The evidentiary facts from which this income tax controversy arises are not in dispute and are set forth in the opinion of the district court. Kinney v. United States, D.C.W.D.La.1964, 228 F.Supp. 656. The question is whether the income tax liability resulting from a sale and transfer of the taxpayer's interest in the assets of a partnership to his co-partner will be less when accomplished, as it was, by a series of nearly simultaneous and closely related steps, than such tax consequences would be if the sale and transfer had been made by a single act.

2

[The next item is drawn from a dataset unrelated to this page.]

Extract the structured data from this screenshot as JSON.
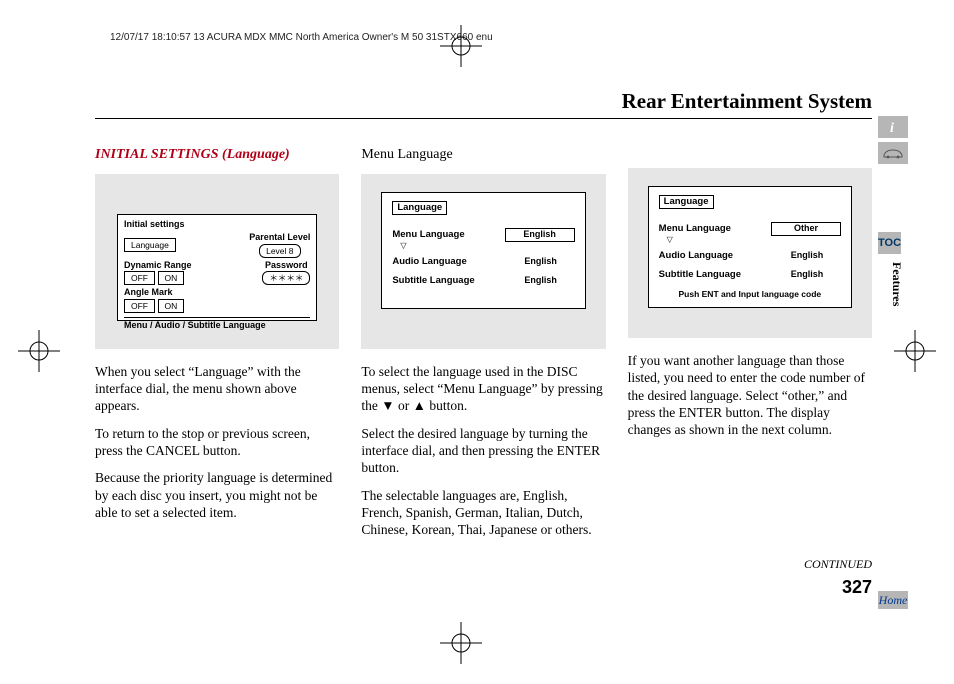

The district court, after a consideration of all of the evidence, found that the transaction was, in essence, a total sale of the taxpayer's total interest in the partnership. The district court concluded that the transaction was to be considered in its entirety rather than by fragmenting it into its various segments. It held that the facts were such as required the application of the principle that substance and not form will control in determining the tax incidents of a transaction. The determinations of the district court are not shown to be erroneous. Cf. Commissioner of Internal Revenue v. Court Holding Co., 324 U.S. 331, 65 S.Ct. 707, 89 L.Ed. 981; United States v. Cumberland Public Service Co., 338 U.S. 451, 70 S.Ct. 280, 94 L.Ed. 251. The judgment of the district court, denying recovery to the taxpayer, will be

3

Affirmed.

Notes:

*

Senior Circuit Judge of the First Circuit, sitting by designation